Work order:
In full and unchanged, output the entries that follow.

Source information:
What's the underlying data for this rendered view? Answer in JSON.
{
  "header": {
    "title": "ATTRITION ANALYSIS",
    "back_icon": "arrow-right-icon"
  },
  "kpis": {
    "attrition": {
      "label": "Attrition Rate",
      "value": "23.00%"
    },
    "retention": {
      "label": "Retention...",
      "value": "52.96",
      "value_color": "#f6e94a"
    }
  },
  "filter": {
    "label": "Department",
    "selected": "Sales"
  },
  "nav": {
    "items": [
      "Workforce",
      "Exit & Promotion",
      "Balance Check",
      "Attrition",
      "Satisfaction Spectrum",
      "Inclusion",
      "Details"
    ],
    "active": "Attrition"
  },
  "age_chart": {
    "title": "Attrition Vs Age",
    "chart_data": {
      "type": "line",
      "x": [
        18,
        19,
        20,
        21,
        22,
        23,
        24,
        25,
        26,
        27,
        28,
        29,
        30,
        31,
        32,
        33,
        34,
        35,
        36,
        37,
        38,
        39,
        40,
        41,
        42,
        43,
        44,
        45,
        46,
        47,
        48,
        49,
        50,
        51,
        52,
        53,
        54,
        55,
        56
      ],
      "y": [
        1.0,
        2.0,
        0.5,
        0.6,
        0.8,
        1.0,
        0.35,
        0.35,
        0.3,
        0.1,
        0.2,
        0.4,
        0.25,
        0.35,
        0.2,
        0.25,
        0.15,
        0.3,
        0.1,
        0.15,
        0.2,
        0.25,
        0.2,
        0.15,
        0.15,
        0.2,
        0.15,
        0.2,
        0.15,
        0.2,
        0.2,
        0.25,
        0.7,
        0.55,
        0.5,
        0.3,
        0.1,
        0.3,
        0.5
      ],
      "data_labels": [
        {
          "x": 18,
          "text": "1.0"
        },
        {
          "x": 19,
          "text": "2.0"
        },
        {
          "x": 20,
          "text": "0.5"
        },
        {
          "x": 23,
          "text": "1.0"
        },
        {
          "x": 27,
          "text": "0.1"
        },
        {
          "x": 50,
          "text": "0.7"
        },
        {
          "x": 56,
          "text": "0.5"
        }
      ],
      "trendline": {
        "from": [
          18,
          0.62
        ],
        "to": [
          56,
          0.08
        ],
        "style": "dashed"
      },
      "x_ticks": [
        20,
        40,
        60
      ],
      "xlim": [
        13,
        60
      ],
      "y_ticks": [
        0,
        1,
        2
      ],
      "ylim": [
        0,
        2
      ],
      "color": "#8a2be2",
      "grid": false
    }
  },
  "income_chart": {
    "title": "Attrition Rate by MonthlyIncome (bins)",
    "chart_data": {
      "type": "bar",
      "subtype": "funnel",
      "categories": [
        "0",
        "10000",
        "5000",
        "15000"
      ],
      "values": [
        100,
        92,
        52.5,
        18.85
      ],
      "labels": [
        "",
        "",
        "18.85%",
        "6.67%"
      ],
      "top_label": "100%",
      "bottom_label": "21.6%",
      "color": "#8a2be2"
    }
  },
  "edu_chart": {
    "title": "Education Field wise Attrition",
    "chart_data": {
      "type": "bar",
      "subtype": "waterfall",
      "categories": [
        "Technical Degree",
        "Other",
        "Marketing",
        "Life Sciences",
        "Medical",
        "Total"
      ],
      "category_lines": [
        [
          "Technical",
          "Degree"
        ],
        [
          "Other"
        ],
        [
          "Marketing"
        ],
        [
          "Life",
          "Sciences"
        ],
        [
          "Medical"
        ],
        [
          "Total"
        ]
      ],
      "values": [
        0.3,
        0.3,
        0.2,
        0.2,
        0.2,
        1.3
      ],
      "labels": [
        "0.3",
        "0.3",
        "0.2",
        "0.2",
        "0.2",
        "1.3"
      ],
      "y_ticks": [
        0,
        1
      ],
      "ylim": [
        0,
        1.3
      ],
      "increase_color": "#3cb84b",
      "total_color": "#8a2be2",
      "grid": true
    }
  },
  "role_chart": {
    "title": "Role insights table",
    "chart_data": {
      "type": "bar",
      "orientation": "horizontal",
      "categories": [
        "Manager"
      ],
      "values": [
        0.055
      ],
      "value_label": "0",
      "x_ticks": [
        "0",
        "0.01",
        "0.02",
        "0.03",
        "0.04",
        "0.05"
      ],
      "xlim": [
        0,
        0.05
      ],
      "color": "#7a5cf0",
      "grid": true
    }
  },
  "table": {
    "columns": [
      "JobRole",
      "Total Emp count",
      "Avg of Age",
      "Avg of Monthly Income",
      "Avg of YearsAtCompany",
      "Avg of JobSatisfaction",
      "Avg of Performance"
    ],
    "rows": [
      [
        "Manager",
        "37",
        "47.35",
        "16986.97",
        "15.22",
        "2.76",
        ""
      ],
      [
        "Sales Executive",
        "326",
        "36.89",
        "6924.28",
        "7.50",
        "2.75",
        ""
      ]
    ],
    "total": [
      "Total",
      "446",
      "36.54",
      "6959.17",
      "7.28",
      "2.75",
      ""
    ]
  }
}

Written solution:
What's the underlying data for this rendered view? Answer in JSON.
{
  "header": {
    "title": "ATTRITION ANALYSIS",
    "back_icon": "arrow-right-icon"
  },
  "kpis": {
    "attrition": {
      "label": "Attrition Rate",
      "value": "23.00%"
    },
    "retention": {
      "label": "Retention...",
      "value": "52.96",
      "value_color": "#f6e94a"
    }
  },
  "filter": {
    "label": "Department",
    "selected": "Sales"
  },
  "nav": {
    "items": [
      "Workforce",
      "Exit & Promotion",
      "Balance Check",
      "Attrition",
      "Satisfaction Spectrum",
      "Inclusion",
      "Details"
    ],
    "active": "Attrition"
  },
  "age_chart": {
    "title": "Attrition Vs Age",
    "chart_data": {
      "type": "line",
      "x": [
        18,
        19,
        20,
        21,
        22,
        23,
        24,
        25,
        26,
        27,
        28,
        29,
        30,
        31,
        32,
        33,
        34,
        35,
        36,
        37,
        38,
        39,
        40,
        41,
        42,
        43,
        44,
        45,
        46,
        47,
        48,
        49,
        50,
        51,
        52,
        53,
        54,
        55,
        56
      ],
      "y": [
        1.0,
        2.0,
        0.5,
        0.6,
        0.8,
        1.0,
        0.35,
        0.35,
        0.3,
        0.1,
        0.2,
        0.4,
        0.25,
        0.35,
        0.2,
        0.25,
        0.15,
        0.3,
        0.1,
        0.15,
        0.2,
        0.25,
        0.2,
        0.15,
        0.15,
        0.2,
        0.15,
        0.2,
        0.15,
        0.2,
        0.2,
        0.25,
        0.7,
        0.55,
        0.5,
        0.3,
        0.1,
        0.3,
        0.5
      ],
      "data_labels": [
        {
          "x": 18,
          "text": "1.0"
        },
        {
          "x": 19,
          "text": "2.0"
        },
        {
          "x": 20,
          "text": "0.5"
        },
        {
          "x": 23,
          "text": "1.0"
        },
        {
          "x": 27,
          "text": "0.1"
        },
        {
          "x": 50,
          "text": "0.7"
        },
        {
          "x": 56,
          "text": "0.5"
        }
      ],
      "trendline": {
        "from": [
          18,
          0.62
        ],
        "to": [
          56,
          0.08
        ],
        "style": "dashed"
      },
      "x_ticks": [
        20,
        40,
        60
      ],
      "xlim": [
        13,
        60
      ],
      "y_ticks": [
        0,
        1,
        2
      ],
      "ylim": [
        0,
        2
      ],
      "color": "#8a2be2",
      "grid": false
    }
  },
  "income_chart": {
    "title": "Attrition Rate by MonthlyIncome (bins)",
    "chart_data": {
      "type": "bar",
      "subtype": "funnel",
      "categories": [
        "0",
        "10000",
        "5000",
        "15000"
      ],
      "values": [
        100,
        92,
        52.5,
        18.85
      ],
      "labels": [
        "",
        "",
        "18.85%",
        "6.67%"
      ],
      "top_label": "100%",
      "bottom_label": "21.6%",
      "color": "#8a2be2"
    }
  },
  "edu_chart": {
    "title": "Education Field wise Attrition",
    "chart_data": {
      "type": "bar",
      "subtype": "waterfall",
      "categories": [
        "Technical Degree",
        "Other",
        "Marketing",
        "Life Sciences",
        "Medical",
        "Total"
      ],
      "category_lines": [
        [
          "Technical",
          "Degree"
        ],
        [
          "Other"
        ],
        [
          "Marketing"
        ],
        [
          "Life",
          "Sciences"
        ],
        [
          "Medical"
        ],
        [
          "Total"
        ]
      ],
      "values": [
        0.3,
        0.3,
        0.2,
        0.2,
        0.2,
        1.3
      ],
      "labels": [
        "0.3",
        "0.3",
        "0.2",
        "0.2",
        "0.2",
        "1.3"
      ],
      "y_ticks": [
        0,
        1
      ],
      "ylim": [
        0,
        1.3
      ],
      "increase_color": "#3cb84b",
      "total_color": "#8a2be2",
      "grid": true
    }
  },
  "role_chart": {
    "title": "Role insights table",
    "chart_data": {
      "type": "bar",
      "orientation": "horizontal",
      "categories": [
        "Manager"
      ],
      "values": [
        0.055
      ],
      "value_label": "0",
      "x_ticks": [
        "0",
        "0.01",
        "0.02",
        "0.03",
        "0.04",
        "0.05"
      ],
      "xlim": [
        0,
        0.05
      ],
      "color": "#7a5cf0",
      "grid": true
    }
  },
  "table": {
    "columns": [
      "JobRole",
      "Total Emp count",
      "Avg of Age",
      "Avg of Monthly Income",
      "Avg of YearsAtCompany",
      "Avg of JobSatisfaction",
      "Avg of Performance"
    ],
    "rows": [
      [
        "Manager",
        "37",
        "47.35",
        "16986.97",
        "15.22",
        "2.76",
        ""
      ],
      [
        "Sales Executive",
        "326",
        "36.89",
        "6924.28",
        "7.50",
        "2.75",
        ""
      ]
    ],
    "total": [
      "Total",
      "446",
      "36.54",
      "6959.17",
      "7.28",
      "2.75",
      ""
    ]
  }
}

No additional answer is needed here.